WORKING DATA:
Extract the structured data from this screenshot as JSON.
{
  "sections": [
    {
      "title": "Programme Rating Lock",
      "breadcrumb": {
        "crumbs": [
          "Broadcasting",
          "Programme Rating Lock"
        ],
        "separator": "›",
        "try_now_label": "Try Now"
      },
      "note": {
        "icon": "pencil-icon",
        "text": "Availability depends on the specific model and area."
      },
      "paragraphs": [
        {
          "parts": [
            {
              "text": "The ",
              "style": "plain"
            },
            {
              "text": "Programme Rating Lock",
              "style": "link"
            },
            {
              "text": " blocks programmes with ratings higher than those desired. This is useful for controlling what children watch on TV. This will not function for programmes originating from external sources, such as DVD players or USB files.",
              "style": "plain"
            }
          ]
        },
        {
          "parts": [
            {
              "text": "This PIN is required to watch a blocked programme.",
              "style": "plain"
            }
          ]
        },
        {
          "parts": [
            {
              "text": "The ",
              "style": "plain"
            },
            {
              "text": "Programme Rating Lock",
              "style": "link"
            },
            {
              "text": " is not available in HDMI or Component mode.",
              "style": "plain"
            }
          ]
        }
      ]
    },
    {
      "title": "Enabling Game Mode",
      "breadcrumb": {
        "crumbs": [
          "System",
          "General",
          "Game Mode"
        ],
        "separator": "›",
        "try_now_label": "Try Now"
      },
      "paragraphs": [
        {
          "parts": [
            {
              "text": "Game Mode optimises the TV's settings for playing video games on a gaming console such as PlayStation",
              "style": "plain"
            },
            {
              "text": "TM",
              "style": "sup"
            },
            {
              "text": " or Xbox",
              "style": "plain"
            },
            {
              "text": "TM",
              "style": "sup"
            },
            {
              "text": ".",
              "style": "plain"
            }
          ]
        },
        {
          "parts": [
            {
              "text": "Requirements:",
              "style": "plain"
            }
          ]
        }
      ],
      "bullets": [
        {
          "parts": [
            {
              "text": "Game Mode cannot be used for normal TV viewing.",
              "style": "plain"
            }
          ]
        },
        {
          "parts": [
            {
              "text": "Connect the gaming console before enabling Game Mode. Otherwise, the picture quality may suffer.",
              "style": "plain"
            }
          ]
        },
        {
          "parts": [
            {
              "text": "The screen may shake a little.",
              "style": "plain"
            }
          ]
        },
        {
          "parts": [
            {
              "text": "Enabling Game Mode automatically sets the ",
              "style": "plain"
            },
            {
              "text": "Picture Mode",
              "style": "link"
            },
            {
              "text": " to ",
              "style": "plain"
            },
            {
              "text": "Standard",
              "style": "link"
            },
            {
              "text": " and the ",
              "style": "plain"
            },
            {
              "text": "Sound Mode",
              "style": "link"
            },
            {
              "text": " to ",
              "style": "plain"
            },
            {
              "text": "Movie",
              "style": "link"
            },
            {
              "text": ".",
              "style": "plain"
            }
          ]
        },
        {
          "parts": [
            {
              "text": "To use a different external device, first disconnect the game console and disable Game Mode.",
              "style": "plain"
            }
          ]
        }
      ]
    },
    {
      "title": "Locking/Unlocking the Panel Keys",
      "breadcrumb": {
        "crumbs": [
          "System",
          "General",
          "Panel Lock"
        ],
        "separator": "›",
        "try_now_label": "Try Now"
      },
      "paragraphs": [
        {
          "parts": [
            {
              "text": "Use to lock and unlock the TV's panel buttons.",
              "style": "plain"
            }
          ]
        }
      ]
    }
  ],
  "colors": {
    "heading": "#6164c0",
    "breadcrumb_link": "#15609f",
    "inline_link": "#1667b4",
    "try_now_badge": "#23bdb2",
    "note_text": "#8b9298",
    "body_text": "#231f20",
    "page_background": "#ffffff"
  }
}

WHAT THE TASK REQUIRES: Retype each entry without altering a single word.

YOUR RESPONSE:
Extract the structured data from this screenshot as JSON.
{
  "sections": [
    {
      "title": "Programme Rating Lock",
      "breadcrumb": {
        "crumbs": [
          "Broadcasting",
          "Programme Rating Lock"
        ],
        "separator": "›",
        "try_now_label": "Try Now"
      },
      "note": {
        "icon": "pencil-icon",
        "text": "Availability depends on the specific model and area."
      },
      "paragraphs": [
        {
          "parts": [
            {
              "text": "The ",
              "style": "plain"
            },
            {
              "text": "Programme Rating Lock",
              "style": "link"
            },
            {
              "text": " blocks programmes with ratings higher than those desired. This is useful for controlling what children watch on TV. This will not function for programmes originating from external sources, such as DVD players or USB files.",
              "style": "plain"
            }
          ]
        },
        {
          "parts": [
            {
              "text": "This PIN is required to watch a blocked programme.",
              "style": "plain"
            }
          ]
        },
        {
          "parts": [
            {
              "text": "The ",
              "style": "plain"
            },
            {
              "text": "Programme Rating Lock",
              "style": "link"
            },
            {
              "text": " is not available in HDMI or Component mode.",
              "style": "plain"
            }
          ]
        }
      ]
    },
    {
      "title": "Enabling Game Mode",
      "breadcrumb": {
        "crumbs": [
          "System",
          "General",
          "Game Mode"
        ],
        "separator": "›",
        "try_now_label": "Try Now"
      },
      "paragraphs": [
        {
          "parts": [
            {
              "text": "Game Mode optimises the TV's settings for playing video games on a gaming console such as PlayStation",
              "style": "plain"
            },
            {
              "text": "TM",
              "style": "sup"
            },
            {
              "text": " or Xbox",
              "style": "plain"
            },
            {
              "text": "TM",
              "style": "sup"
            },
            {
              "text": ".",
              "style": "plain"
            }
          ]
        },
        {
          "parts": [
            {
              "text": "Requirements:",
              "style": "plain"
            }
          ]
        }
      ],
      "bullets": [
        {
          "parts": [
            {
              "text": "Game Mode cannot be used for normal TV viewing.",
              "style": "plain"
            }
          ]
        },
        {
          "parts": [
            {
              "text": "Connect the gaming console before enabling Game Mode. Otherwise, the picture quality may suffer.",
              "style": "plain"
            }
          ]
        },
        {
          "parts": [
            {
              "text": "The screen may shake a little.",
              "style": "plain"
            }
          ]
        },
        {
          "parts": [
            {
              "text": "Enabling Game Mode automatically sets the ",
              "style": "plain"
            },
            {
              "text": "Picture Mode",
              "style": "link"
            },
            {
              "text": " to ",
              "style": "plain"
            },
            {
              "text": "Standard",
              "style": "link"
            },
            {
              "text": " and the ",
              "style": "plain"
            },
            {
              "text": "Sound Mode",
              "style": "link"
            },
            {
              "text": " to ",
              "style": "plain"
            },
            {
              "text": "Movie",
              "style": "link"
            },
            {
              "text": ".",
              "style": "plain"
            }
          ]
        },
        {
          "parts": [
            {
              "text": "To use a different external device, first disconnect the game console and disable Game Mode.",
              "style": "plain"
            }
          ]
        }
      ]
    },
    {
      "title": "Locking/Unlocking the Panel Keys",
      "breadcrumb": {
        "crumbs": [
          "System",
          "General",
          "Panel Lock"
        ],
        "separator": "›",
        "try_now_label": "Try Now"
      },
      "paragraphs": [
        {
          "parts": [
            {
              "text": "Use to lock and unlock the TV's panel buttons.",
              "style": "plain"
            }
          ]
        }
      ]
    }
  ],
  "colors": {
    "heading": "#6164c0",
    "breadcrumb_link": "#15609f",
    "inline_link": "#1667b4",
    "try_now_badge": "#23bdb2",
    "note_text": "#8b9298",
    "body_text": "#231f20",
    "page_background": "#ffffff"
  }
}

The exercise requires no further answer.